The news of the conviction of the revivalist Kristo Kirka deeply shocked the Albanians of America. Fan Noli himself intervened with the government of Tirana for his release, but Noli’s request was rejected by the servants of Belgrade, who had taken over the disappearance of the Albanian nationalists. Kristo Kirke, who had spent 60 years, shackled hands and feet, was sent to die in the hellish prison of Burrel – the grave of the Albanian intelligentsia. Thus began the half-century ordeal for the Kirka family. In June 1946, his son, Niko Kirka, a high school graduate in Korça, was arrested.
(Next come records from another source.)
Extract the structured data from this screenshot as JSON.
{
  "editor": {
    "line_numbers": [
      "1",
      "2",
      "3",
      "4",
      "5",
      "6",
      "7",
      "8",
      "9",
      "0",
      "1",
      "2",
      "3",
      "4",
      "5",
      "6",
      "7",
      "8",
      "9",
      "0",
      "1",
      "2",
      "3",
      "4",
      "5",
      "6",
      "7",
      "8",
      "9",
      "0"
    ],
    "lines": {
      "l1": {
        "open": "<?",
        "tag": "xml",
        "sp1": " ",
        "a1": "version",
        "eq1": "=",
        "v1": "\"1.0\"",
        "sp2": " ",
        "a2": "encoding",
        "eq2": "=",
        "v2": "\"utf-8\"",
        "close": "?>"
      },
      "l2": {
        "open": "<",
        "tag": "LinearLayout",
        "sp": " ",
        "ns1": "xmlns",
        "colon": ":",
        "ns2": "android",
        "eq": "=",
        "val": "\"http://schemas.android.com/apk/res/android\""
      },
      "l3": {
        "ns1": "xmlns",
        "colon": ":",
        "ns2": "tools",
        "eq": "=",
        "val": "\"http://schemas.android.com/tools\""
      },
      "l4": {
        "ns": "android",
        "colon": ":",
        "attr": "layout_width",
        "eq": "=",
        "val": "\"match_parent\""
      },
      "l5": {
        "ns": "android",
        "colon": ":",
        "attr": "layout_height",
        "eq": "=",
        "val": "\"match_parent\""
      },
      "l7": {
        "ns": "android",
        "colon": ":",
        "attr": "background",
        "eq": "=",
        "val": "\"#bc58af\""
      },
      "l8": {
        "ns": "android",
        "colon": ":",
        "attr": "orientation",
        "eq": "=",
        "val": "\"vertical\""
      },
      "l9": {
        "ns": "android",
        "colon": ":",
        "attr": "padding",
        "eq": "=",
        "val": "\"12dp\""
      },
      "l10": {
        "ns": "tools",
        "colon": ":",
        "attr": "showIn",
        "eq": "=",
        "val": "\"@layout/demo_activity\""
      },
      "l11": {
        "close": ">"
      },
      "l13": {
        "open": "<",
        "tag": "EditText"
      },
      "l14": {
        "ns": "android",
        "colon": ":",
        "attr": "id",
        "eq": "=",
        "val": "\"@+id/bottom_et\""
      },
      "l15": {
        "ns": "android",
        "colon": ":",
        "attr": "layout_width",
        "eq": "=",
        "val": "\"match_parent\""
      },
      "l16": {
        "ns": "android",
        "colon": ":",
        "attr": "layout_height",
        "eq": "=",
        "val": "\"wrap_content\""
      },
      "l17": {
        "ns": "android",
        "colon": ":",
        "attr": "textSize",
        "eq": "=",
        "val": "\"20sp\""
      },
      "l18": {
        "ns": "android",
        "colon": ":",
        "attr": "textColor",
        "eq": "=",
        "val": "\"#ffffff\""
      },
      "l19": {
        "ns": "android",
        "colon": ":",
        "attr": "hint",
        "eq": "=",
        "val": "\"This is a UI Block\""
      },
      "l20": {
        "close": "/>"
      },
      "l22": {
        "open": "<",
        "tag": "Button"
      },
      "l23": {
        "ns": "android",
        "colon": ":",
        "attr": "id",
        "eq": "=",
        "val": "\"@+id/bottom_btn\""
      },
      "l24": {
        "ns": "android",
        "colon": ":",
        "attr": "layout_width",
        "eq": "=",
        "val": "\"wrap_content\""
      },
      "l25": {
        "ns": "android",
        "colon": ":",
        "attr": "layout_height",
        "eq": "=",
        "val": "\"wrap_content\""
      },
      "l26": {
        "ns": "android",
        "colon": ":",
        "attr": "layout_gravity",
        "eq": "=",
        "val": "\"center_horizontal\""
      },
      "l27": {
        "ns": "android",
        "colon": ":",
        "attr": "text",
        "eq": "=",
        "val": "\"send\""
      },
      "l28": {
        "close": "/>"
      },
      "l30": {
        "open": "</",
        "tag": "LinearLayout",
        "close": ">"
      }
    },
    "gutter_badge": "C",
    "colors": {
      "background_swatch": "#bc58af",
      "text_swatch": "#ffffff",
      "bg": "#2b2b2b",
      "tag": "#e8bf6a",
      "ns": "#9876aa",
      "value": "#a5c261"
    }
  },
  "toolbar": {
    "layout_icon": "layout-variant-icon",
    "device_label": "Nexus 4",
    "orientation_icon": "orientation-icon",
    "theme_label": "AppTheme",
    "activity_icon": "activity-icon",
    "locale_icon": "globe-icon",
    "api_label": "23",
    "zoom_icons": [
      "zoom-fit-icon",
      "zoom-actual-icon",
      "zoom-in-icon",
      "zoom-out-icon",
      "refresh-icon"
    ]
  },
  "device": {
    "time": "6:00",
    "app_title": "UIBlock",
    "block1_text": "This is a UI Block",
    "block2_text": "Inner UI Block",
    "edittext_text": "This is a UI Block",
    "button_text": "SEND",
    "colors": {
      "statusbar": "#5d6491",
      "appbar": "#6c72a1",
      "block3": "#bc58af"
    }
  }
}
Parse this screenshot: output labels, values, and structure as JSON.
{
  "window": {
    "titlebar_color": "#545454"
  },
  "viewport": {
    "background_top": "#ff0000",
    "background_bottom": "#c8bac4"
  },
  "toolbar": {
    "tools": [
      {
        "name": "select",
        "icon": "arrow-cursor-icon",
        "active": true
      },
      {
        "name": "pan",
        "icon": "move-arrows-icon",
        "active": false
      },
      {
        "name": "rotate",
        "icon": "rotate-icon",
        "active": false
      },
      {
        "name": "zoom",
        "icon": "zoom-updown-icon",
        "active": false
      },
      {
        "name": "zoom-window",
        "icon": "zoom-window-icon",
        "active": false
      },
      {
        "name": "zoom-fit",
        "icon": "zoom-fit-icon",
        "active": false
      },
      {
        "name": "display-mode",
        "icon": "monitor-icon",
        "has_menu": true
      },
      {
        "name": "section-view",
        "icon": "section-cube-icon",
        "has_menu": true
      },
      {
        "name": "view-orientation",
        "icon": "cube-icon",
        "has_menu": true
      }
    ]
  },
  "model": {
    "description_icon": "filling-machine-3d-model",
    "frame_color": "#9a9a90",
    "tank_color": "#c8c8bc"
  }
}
They nationalize their house and kitchen, even their spoons and coffee cups. After brutally torturing Niko Kirka in the cells of the Security, they sentenced him to 8 years in prison “in the name of the people”. They send him to the extermination camp of Vloçishti, to work as a slave in the draining of the Maliqi marsh. Neither sinking up to his navel in swamp mud, nor leeches crawling up his legs to suck the blood, nor being shackled to posts under the scorching sun, nor hunger and the cold of winter, bent Niko Kirka. He became a symbol of resistance, for thousands of young Albanians, who suffered innocently in the prisons and camps of the red dictatorship.
The communist persecution of the Kirka family continued for half a century. Kristo Kirke’s wife, Androniqi, was fired along with her two daughters. They were forced to work alone, in hard physical labor. Meanwhile, Kristo Kirka, who had spent about a decade in the black prison of Burrell, was living his last days, among fellow sufferers and friends. They respected and cared for him as if they had their real father. He was in agony when his beloved daughter, Catherine, went to visit him in that place of misery.
The day after that day, April 28, 1955, the apostle of Albanianism, Kristo Kirka, passed away. No “ah” and no curse came out of his mouth in the last moments. His lifeless body was buried in the common pit, behind the prison, near the cherry tree, where several hundred ex-prisoners, who loved Albania more than their lives, were buried. His former co-sufferer, the poet Arshi Pipa, deeply moved by the tragic death of the last Albanian Renaissance man, dedicated an elegy to Kristo Kirka, some stanzas of which are presented below:
“The old ensign died!
How the shepherd died with honor,
He looked at her and bowed once
Between the cells, I came to Burrell
with the violence of the traitor,
with the stain of the criminal
on the forehead of the patriot
He didn’t speak, he didn’t curse.
But when it came down to it,
We heard how easily he complained:
“For the flag!…For the homeland!”
The persecution of the Kirka family continued without interruption. The only son of Kristo Kirka, Niko Kirka was exhausted by prisons and forced labor camps for 8 consecutive years. Even when he finished his sentence, Nikos did not stop, going from one construction site to another, followed by the living ghosts of the Security of the Enverist state. The fall of the Berlin Wall and the execution of the dictator Ceausescu shook the rotten Albanian communist regime to its foundations.
In July 1990, the embassies of Western countries in Tirana were occupied by thousands of unemployed and persecuted by the communist regime. In December of that year, the last “sandcastle” of communism in Europe, Albania, collapsed due to the demonstrations of young people and the long-suffering Albanian people. Niko Kirka with his family made his way to the USA, where he was born 65 years ago. He settles in New York, where he actively participates, with writings and speeches, for the defense of the Albanian issue.
When the stone will find its place in Albania, the name of Christ Church will be written in golden letters, in the Pantheon of the nation’s martyrs. Memorie.al